Project description:The limited ability of current influenza virus vaccines to protect from antigenically drifted or shifted viruses creates a public health problem that has led to the need to develop effective, broadly protective vaccines. While current influenza virus vaccines mostly induce an immune response against the immunodominant and variable head domain of the hemagglutinin, the major surface glycoprotein of the virus, the hemagglutinin stalk domain has been identified to harbor neutralizing B-cell epitopes that are conserved among and even between influenza A virus subtypes. A complete understanding of the differences in evolution between the main target of current vaccines and this more conserved stalk region are missing. Here, we performed an evolutionary analysis of the stalk domains of the hemagglutinin of pre-pandemic seasonal H1N1, pandemic H1N1, seasonal H3N2, and influenza B viruses and show quantitatively for the first time that the stalk domain is evolving at a rate that is significantly slower than that of the head domain. Additionally, we found that the cross-reactive epitopes in the stalk domain targeted by broadly neutralizing monoclonal antibodies are evolving at an even slower rate compared to the full head and stalk regions of the protein. Finally, a fixed-effects likelihood selection analysis was performed for these virus groups in both the head and stalk domains.
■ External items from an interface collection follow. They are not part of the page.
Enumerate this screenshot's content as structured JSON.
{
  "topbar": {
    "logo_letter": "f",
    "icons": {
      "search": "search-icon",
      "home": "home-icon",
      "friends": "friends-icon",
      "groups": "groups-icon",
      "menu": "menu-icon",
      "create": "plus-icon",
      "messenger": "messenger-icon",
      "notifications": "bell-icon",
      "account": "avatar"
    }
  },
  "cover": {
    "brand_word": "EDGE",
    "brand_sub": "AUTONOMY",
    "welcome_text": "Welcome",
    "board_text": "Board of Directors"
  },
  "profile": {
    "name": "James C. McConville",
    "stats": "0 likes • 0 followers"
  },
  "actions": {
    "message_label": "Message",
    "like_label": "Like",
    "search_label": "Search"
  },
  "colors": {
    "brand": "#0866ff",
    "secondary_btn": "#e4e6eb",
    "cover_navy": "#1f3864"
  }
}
While several positive selection sites were found in the head domain, only a single site in the stalk domain of pre-pandemic seasonal H1 hemagglutinin was identified at amino acid position 468 (H1 numbering from methionine). This site is not located in or close to the epitopes of cross-reactive anti-stalk monoclonal antibodies. Furthermore, we found that changes in this site do not significantly impact virus binding or neutralization by human anti-stalk antibodies, suggesting that some positive selection in the stalk domain is independent of immune pressures. We conclude that, while the stalk domain does evolve over time, this evolution is slow and, historically, is not directed to aid in evading neutralizing antibody responses.